After a succession of owners, the hotel is now owned by a noted hotel company and the lease has been held since 1989 by the partner in another brewery. The mural is actually a bas relief sculpture by Portuguese sculptor Vhils of Australia’s first female senator, Dorothy Tangney.

Mural of Dame Dorothy Tangney, DBE, first female Australian senator

Below are some additional links, including two photo galleries. If you are on the front page of this website, you just have to scroll down to see the photo galleries.

 

Photo Gallery: Places and Buildings Around Fremantle

Fremantle has many interesting places and buildings.  The photo above  shows the Whalers Tunnel and the Round House from the city side.

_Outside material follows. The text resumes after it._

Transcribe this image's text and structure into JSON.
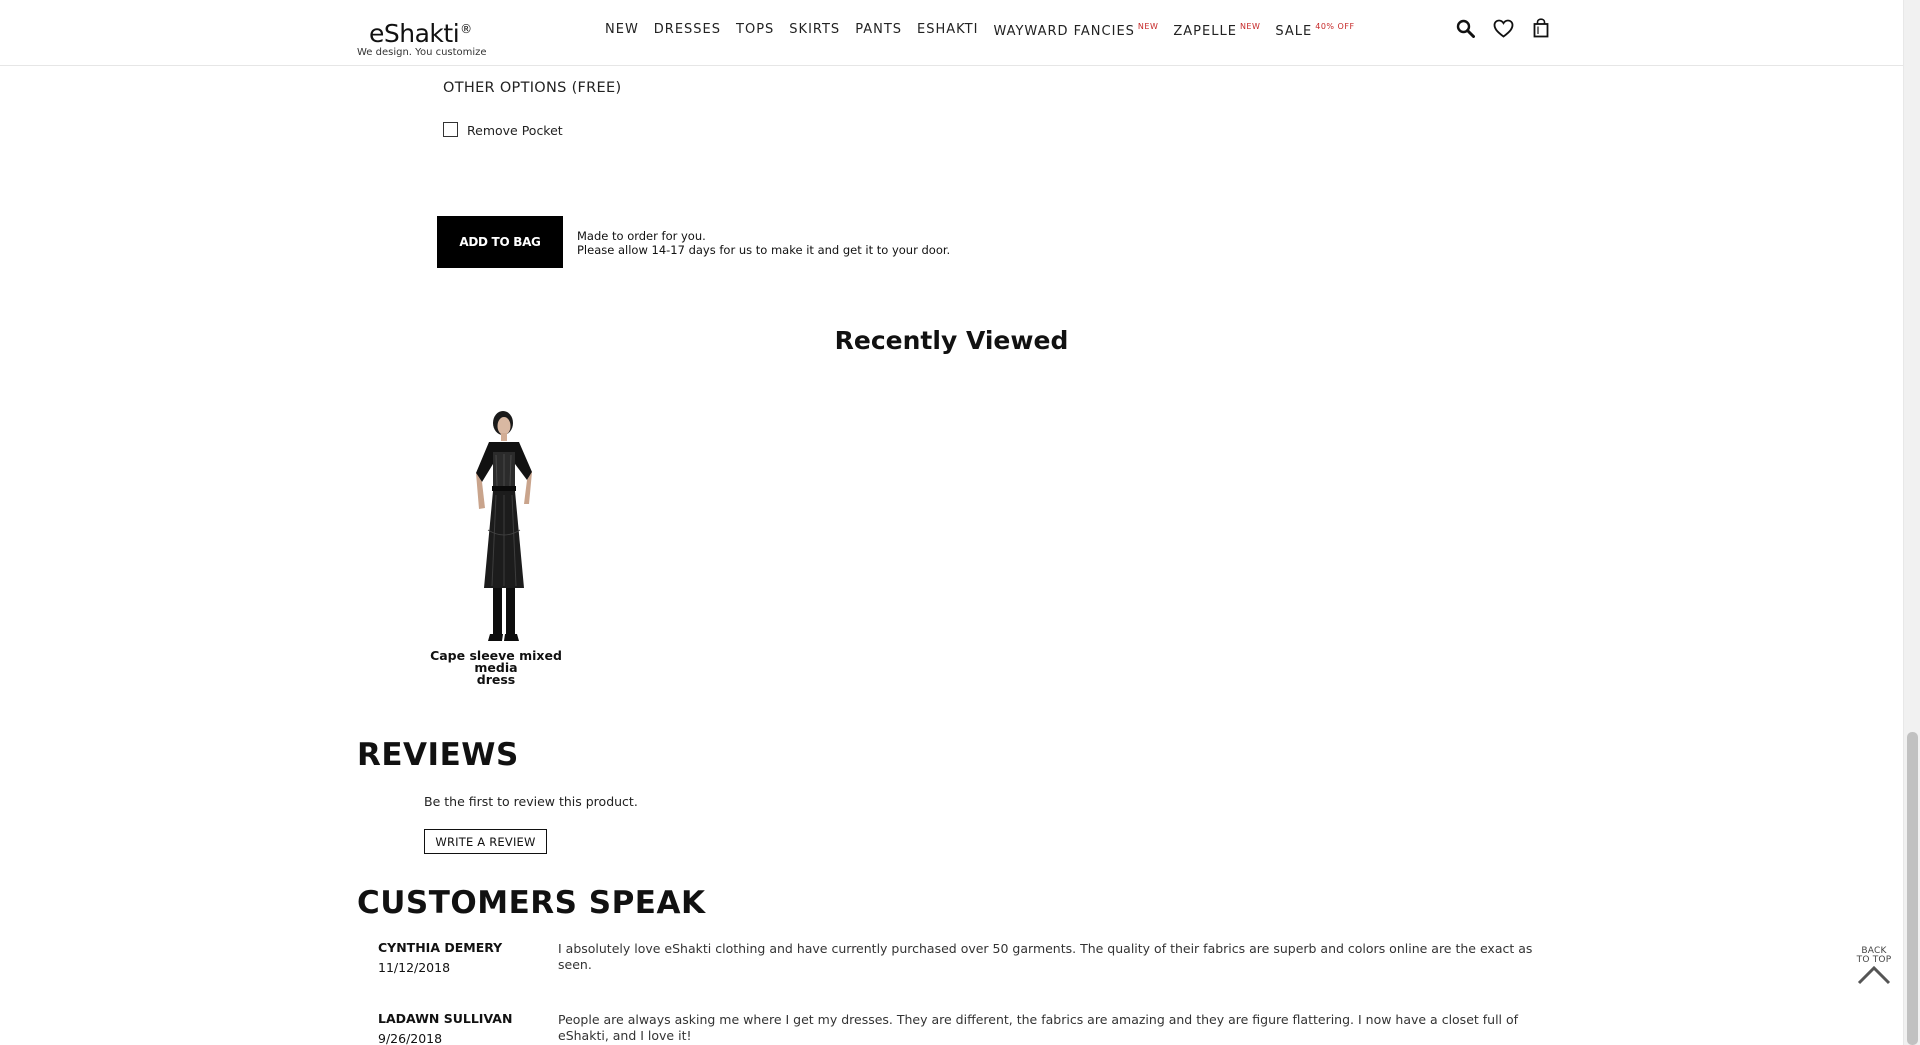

Here are a few more.

Bathers Beach
The Whalers Tunnel – a plaque says the tunnel was excavated by the Fremantle Whaling Company in 1837 “to facilitate the transport of whale oil and merchandise between Bathers Bay and the town of Fremantle”.
Going through the Whalers Tunnel
A mannequin in one of the cells in the Round House
Janis and I on the gun parapet at the Round House
The distinctive Maritime Museum seen from the river. We never did get around to visiting it.
A typical street looking towards the river. You can see gantry cranes in the distance.
The National Hotel
Balcony and sign at Rosie O’Grady’s. This sort of architecture makes me think of New Orleans.
The Fremantle Technical School
Another street scene near the University of Notre Dame
Fremantle Presbyterian Church
One end of the Esplanade Hotel
Esplanade Park
The Ferris wheel
And on the outskirts of town while driving in, I was much amused by this iconic flour mill. That’s a terrific logo!

Photo Gallery: The Fremantle Markets and the Waterfront

The photo above shows the harbor as seen from the outdoor patio at Kailis’ Fish Market Café. Below are some more photos from the waterfront and the Fremantle Markets.

One of the craft breweries along Mews Road. The path between the two buildings leads to the boardwalk along the harbor.
Inside the craft brewery
You can order a sample tray of all their different brews
The boardwalk at Fremantle Harbor

 

This is an active harbor. Fish boats constantly supply fresh fish to the restaurants
Lunch on the patio
Seagulls hover near by looking for scraps
The back entrance to the Fremantle Markets (across from the Fremantle Oval)